A view of the Skerries from Portrush
The Skerries shown within Northern Ireland
|Irish grid reference|
|– Belfast||50 miles (80 km)|
|Sovereign state||United Kingdom|
|Dialling code||028, +44 28|
|EU Parliament||Northern Ireland|
|UK Parliament||East Londonderry|
The Skerries are a small group of rocky islands (skerries) just off Portrush, County Antrim, on the north coast of Northern Ireland. Winkle Isle is the local name for the large Skerry island, the small Skerry being known as Castle Isle. The islands are part of an Area of Special Scientific Interest.
Area of Special Scientific Interest
In 1996 the islands were designated as part of the Ramore Head and The Skerries Area of Special Scientific Interest. The islands are a habitat for breeding by a range of seabirds including kittiwake, black guillemot and eider duck. The temperature of the Skerries during the summer months is warmer than other parts of Northern Ireland, and so the rocks are home to particularly interesting fauna; it is the only place many southern species such as the cotton spinner sea cucumber Holothuria forskali are found in Northern Ireland.

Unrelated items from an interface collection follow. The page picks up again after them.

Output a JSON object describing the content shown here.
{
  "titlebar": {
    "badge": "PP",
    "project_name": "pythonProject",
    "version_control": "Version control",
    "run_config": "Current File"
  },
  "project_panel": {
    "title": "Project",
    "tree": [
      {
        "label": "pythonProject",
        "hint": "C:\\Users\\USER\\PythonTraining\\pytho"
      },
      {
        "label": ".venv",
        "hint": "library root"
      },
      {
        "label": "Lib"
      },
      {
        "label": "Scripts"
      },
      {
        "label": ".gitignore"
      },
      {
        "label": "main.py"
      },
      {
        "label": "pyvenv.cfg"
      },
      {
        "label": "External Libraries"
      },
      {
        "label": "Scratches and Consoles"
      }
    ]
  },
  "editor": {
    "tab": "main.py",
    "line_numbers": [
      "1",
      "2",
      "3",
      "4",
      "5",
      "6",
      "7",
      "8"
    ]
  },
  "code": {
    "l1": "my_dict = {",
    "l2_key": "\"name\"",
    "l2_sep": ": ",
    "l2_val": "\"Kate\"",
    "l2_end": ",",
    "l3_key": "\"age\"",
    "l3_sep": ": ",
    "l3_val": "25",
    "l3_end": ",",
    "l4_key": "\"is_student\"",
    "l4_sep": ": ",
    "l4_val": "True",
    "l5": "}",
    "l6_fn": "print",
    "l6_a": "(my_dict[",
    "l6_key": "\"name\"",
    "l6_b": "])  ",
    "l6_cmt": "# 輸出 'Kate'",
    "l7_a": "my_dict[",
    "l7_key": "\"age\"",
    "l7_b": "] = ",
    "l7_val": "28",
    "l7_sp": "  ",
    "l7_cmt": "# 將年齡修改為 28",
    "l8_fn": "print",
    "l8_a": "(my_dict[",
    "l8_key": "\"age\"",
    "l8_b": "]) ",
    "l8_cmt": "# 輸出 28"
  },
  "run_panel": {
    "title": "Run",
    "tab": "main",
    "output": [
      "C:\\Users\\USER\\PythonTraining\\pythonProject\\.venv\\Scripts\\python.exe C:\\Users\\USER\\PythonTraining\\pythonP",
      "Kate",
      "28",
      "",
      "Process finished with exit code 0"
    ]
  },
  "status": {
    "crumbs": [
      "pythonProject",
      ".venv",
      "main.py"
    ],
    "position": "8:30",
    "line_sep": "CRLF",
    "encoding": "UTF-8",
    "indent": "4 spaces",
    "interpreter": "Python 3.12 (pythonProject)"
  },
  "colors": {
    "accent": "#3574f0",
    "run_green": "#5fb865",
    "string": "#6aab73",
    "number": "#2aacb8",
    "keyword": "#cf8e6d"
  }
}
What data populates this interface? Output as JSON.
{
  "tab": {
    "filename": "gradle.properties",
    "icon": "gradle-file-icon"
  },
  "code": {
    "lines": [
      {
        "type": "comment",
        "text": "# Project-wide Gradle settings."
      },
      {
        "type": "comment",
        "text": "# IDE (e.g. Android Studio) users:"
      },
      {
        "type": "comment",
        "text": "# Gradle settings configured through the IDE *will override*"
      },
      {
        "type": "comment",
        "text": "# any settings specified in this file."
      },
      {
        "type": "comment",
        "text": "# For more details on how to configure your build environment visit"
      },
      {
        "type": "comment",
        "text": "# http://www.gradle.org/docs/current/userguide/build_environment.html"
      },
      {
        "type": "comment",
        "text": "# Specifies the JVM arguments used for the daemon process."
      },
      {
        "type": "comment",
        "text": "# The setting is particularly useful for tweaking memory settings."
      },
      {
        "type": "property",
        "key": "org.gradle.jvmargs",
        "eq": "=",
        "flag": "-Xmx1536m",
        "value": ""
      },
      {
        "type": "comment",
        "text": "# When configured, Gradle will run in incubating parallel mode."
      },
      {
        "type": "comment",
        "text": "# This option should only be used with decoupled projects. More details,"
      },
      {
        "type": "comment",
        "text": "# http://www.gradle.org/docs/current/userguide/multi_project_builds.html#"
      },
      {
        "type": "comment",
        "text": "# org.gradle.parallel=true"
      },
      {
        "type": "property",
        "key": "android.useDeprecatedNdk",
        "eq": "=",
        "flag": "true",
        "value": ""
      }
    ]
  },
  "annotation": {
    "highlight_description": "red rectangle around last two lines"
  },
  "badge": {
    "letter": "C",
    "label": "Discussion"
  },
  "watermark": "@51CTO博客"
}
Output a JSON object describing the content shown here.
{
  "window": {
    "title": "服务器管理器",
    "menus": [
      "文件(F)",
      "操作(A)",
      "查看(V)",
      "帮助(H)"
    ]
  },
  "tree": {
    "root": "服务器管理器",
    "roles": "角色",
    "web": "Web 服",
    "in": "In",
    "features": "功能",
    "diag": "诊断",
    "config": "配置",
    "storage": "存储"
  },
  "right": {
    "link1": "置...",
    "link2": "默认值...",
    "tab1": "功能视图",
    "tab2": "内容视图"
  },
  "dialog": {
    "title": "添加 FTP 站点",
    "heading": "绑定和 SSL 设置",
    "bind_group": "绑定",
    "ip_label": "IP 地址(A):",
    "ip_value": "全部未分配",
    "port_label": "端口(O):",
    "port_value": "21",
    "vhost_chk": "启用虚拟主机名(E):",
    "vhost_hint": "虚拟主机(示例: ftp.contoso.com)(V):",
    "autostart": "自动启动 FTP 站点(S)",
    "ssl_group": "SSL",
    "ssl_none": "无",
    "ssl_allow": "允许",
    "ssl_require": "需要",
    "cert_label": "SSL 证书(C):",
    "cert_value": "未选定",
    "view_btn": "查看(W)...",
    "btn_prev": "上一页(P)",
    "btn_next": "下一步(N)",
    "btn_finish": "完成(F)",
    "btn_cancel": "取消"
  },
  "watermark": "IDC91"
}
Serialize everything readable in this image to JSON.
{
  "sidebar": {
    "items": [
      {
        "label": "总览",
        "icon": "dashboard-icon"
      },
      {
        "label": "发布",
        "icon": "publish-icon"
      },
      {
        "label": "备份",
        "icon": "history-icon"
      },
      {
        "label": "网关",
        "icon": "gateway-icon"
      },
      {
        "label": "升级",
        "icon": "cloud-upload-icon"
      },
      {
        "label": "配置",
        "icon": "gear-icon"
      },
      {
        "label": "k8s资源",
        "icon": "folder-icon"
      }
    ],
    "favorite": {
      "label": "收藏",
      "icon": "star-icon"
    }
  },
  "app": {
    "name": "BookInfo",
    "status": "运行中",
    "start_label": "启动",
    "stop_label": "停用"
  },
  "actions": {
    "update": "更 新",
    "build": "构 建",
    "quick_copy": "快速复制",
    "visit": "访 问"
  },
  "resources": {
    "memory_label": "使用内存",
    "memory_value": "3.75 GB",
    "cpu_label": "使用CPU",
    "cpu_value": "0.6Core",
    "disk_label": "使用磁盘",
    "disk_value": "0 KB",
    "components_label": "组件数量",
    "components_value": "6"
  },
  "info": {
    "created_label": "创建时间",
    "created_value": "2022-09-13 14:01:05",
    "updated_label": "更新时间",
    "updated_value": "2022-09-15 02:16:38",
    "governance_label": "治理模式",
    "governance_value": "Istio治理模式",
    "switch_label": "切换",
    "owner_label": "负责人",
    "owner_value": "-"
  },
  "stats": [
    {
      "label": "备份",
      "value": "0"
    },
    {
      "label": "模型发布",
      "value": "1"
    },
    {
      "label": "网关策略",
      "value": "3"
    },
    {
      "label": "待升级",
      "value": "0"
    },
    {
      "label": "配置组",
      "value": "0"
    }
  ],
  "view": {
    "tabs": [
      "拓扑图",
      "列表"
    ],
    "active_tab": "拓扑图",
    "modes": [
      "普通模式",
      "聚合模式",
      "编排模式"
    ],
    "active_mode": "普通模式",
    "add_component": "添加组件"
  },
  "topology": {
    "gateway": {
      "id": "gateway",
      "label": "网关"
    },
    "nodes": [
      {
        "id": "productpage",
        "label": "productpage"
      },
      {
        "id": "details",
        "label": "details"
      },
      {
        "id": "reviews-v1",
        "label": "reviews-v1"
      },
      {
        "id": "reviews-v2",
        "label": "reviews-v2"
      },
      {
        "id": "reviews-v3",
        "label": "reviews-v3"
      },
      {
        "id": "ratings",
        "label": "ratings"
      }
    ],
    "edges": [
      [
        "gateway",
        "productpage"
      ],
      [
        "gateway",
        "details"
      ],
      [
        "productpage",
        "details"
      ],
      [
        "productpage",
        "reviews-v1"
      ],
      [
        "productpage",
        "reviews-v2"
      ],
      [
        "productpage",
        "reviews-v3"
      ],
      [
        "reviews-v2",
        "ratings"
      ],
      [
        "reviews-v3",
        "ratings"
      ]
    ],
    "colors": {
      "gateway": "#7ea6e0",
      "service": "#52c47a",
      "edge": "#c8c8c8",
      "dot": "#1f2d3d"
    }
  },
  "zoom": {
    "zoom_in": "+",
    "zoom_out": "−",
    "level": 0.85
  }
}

There are several protected habitats located around the Skerries, notably for seagrass (Zostera marina) and horse mussel (Modiolus modiolus). In addition, recent surveys have found numbers of the spiny spider crab (Maja brachydactyla), which is new to Northern Ireland.
- "Portrush". Ulster for Your Holidays (1930). Eddies Book Extracts. Retrieved 21 April 2015.
- "Scheduled and Charter Boat Tours of Northern Ireland's Scenic North Coast". Portrush Sea Tours. Retrieved 17 July 2014.
- "Declaration of Area of Special Scientific Interest at Ramore Head and The Skerries" (PDF). Department of the Environment NI. Retrieved 21 April 2015.
- "Thomas Graham". Irish Shipwrecks. Retrieved 21 April 2015.